### WHAT YOU SHOULD DO
Every line of the material that includes the word "github" is to be shown.

### DATA FOR THIS EXERCISE

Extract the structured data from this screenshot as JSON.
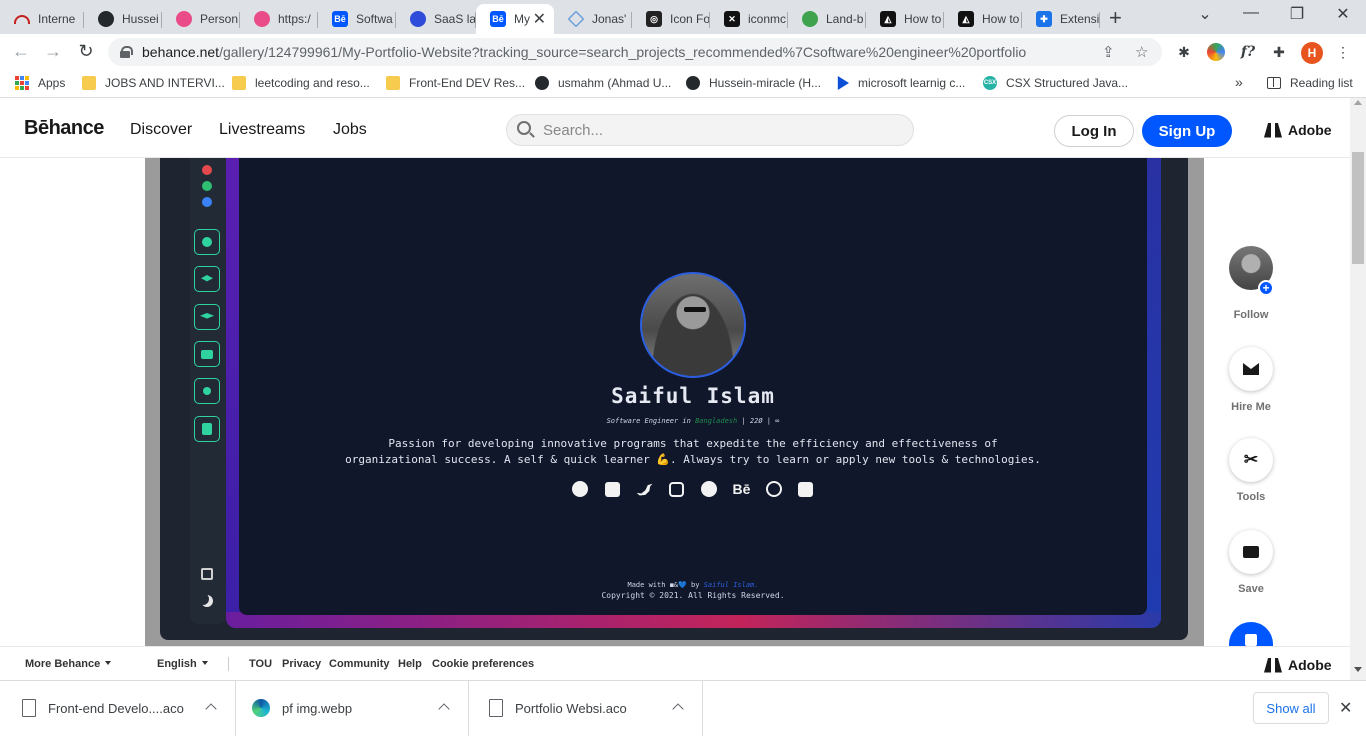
{
  "browser": {
    "tabs": [
      {
        "label": "Interne",
        "icon": "internet-archive-icon",
        "color": "#c5221f"
      },
      {
        "label": "Hussei",
        "icon": "github-icon",
        "color": "#24292e"
      },
      {
        "label": "Person",
        "icon": "dribbble-icon",
        "color": "#ea4c89"
      },
      {
        "label": "https:/",
        "icon": "dribbble-icon",
        "color": "#ea4c89"
      },
      {
        "label": "Softwa",
        "icon": "behance-icon",
        "color": "#0057ff"
      },
      {
        "label": "SaaS la",
        "icon": "saas-icon",
        "color": "#2e4bd9"
      },
      {
        "label": "My",
        "icon": "behance-icon",
        "color": "#0057ff",
        "active": true
      },
      {
        "label": "Jonas'",
        "icon": "diamond-icon",
        "color": "#6aa0d8"
      },
      {
        "label": "Icon Fo",
        "icon": "iconfont-icon",
        "color": "#222222"
      },
      {
        "label": "iconmc",
        "icon": "iconmonstr-icon",
        "color": "#111111"
      },
      {
        "label": "Land-b",
        "icon": "landbot-icon",
        "color": "#3fa34d"
      },
      {
        "label": "How to",
        "icon": "tiktok-icon",
        "color": "#111111"
      },
      {
        "label": "How to",
        "icon": "tiktok-icon",
        "color": "#111111"
      },
      {
        "label": "Extensi",
        "icon": "puzzle-icon",
        "color": "#1a73e8"
      }
    ],
    "url_main": "behance.net",
    "url_rest": "/gallery/124799961/My-Portfolio-Website?tracking_source=search_projects_recommended%7Csoftware%20engineer%20portfolio",
    "profile_initial": "H",
    "bookmarks": [
      {
        "label": "Apps",
        "icon": "apps-grid-icon"
      },
      {
        "label": "JOBS AND INTERVI...",
        "icon": "folder-icon"
      },
      {
        "label": "leetcoding and reso...",
        "icon": "folder-icon"
      },
      {
        "label": "Front-End DEV Res...",
        "icon": "folder-icon"
      },
      {
        "label": "usmahm (Ahmad U...",
        "icon": "github-icon"
      },
      {
        "label": "Hussein-miracle (H...",
        "icon": "github-icon"
      },
      {
        "label": "microsoft learnig c...",
        "icon": "microsoft-learn-icon"
      },
      {
        "label": "CSX Structured Java...",
        "icon": "csx-icon"
      }
    ],
    "bookmarks_more": "»",
    "reading_list": "Reading list"
  },
  "behance": {
    "logo": "Bēhance",
    "nav": [
      "Discover",
      "Livestreams",
      "Jobs"
    ],
    "search_placeholder": "Search...",
    "login": "Log In",
    "signup": "Sign Up",
    "adobe": "Adobe"
  },
  "portfolio": {
    "name": "Saiful Islam",
    "role_prefix": "Software Engineer in",
    "role_location": "Bangladesh",
    "role_suffix": "| 22Ø | ∞",
    "bio": "Passion for developing innovative programs that expedite the efficiency and effectiveness of organizational success. A self & quick learner 💪. Always try to learn or apply new tools & technologies.",
    "socials": [
      "github-icon",
      "linkedin-icon",
      "twitter-icon",
      "instagram-icon",
      "facebook-icon",
      "behance-icon",
      "dribbble-icon",
      "flickr-icon"
    ],
    "behance_glyph": "Bē",
    "made_prefix": "Made with",
    "made_icons": "◼&💙",
    "made_by": "by",
    "made_author": "Saiful Islam.",
    "copyright": "Copyright © 2021. All Rights Reserved."
  },
  "rail": {
    "follow": "Follow",
    "hire": "Hire Me",
    "tools": "Tools",
    "save": "Save"
  },
  "footer": {
    "more": "More Behance",
    "language": "English",
    "links": [
      "TOU",
      "Privacy",
      "Community",
      "Help",
      "Cookie preferences"
    ],
    "adobe": "Adobe"
  },
  "downloads": [
    {
      "name": "Front-end Develo....aco",
      "icon": "file-icon"
    },
    {
      "name": "pf img.webp",
      "icon": "edge-icon"
    },
    {
      "name": "Portfolio Websi.aco",
      "icon": "file-icon"
    }
  ],
  "show_all": "Show all"
}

### REPLY
        "icon": "github-icon",
        "icon": "github-icon"
        "icon": "github-icon"
      "github-icon",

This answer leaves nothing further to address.